Yin Tung’s (1948) Theory
Yin Tung showed the presence of the enzyme, phosphorylase in chloroplast. Phosphorylase favours hydrolysis of starch into glucose1-PO4 in the presence of inorganic phosphate at high pH. At low pH, enzyme favours formation of starch from glucose1-PO4.
Starch is osmotically inactive while glucose1-PO4 is osmotically active. Hence, there are changes in the osmotic concentration of the guard cells.
Starch+inorganic phosphate ⇌ glucose-1-phosphate
Steward’s hypothesis (1964):
Steward did not accept the above hypothesis due to the following reasons:
- Inorganic phosphate which is used in the formation of glucose1-PO4 is osmotically as active as glucose1-PO4. Hence, there would be no appreciable change in the osmotic concentration of the guard cells as proposed in Sayre’s and Yin Tung’s hypothesis.
- The stomatal closure requires ATP which is not mentioned in any of the above theories.
Steward proposed the following to explain stomatal movement.
Opening of stomata in light involves the following steps:
- The pH of guard cells increases to 7 due to the use of the carbon dioxide in photosynthesis in the presence of light.

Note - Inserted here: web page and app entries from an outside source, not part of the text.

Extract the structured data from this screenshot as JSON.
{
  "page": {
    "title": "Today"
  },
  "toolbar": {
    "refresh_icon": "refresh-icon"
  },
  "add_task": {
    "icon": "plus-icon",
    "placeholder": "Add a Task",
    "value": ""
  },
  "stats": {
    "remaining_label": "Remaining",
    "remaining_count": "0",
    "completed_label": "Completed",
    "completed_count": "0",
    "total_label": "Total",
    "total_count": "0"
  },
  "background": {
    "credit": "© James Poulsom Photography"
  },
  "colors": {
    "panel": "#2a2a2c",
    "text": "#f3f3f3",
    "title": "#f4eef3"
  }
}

- Due to high pH starch converts into glucose1-PO4 in the presence of phosphorylase.
- Glucose1-PO4 converts to glucose-6-PO4 in the presence of enzyme phosphoglucomutase.
- Glucose6-PO4 now converts to glucose and phosphate in the presence of enzyme, phosphatase.
- Glucose being osmotically active increases osmotic concentration of the guard cells. Hence, water from the surrounding cells enters them by endosmosis.
- The turgor pressure of guard cells increases . Therefore the stoma opens.
Closing of the stomata in dark involves the following steps:
- The pH of guard cells decreases due to accumulation of carbon dioxide in the intercellular spaces as photosynthesis does not occur in dark.
- Low pH favours conversion of glucose into glucose-1-PO4 in the presence of enzyme hexokinase and ATP .
- Glucose-1-PO4 converts into starch in the presence of enzyme, phosphorylase.
Starch being osmotically inactive, osmotic concentration of the guard cells decreases. Water comes out from the guard cells due to exosmosis. This reduces the turgor pressure of the guard cells and they become flaccid. Therefore the stoma closes.
Comparison of opening and closing of stomata in light and dark
|Guard cells in light||Guard cells in dark|
|1. Carbon dioxide accumulated in the intercellular spaces and that released in the process of respiration is utilized in photosynthesis.||1. Carbon dioxide accumulates in the intercellular spaces and guard cells because it is not utilized in photosynthesis.|
|2. pH of the guard cells increases to 7.5 and becomes alkaline.||2. pH of the guard cells decreases to 5 and becomes acidic.|
|3. In the alkaline medium of guard cells, hydrolysis of starch into the sugar takes place in the presence of enzyme phosphorylase.||3. In the acidic medium of guard cells, conversion of sugar into starch occurs in the presence of enzyme phosphorylase.|
|4. The osmotic pressure of the guard cells, increases due to increase in the concentration of sugar in their cell sap.||4. The osmotic pressure of the guard cells, decreases due to conversion of sugar into starch.|
|5. Water from adjoining cells move into the guard cells due to increased concentration of their cell sap.||5. Water from the guard cells passes into the adjoining epidermal cells due to decrease in the osmotic concentration of the guard cells.|
|6. Due to endosmosis, the turgidity of guard cells increases resulting in the opening of stomata.||6. Due to exosmosis, the turgidity of guard cells decreases resulting in the closing of stomata.|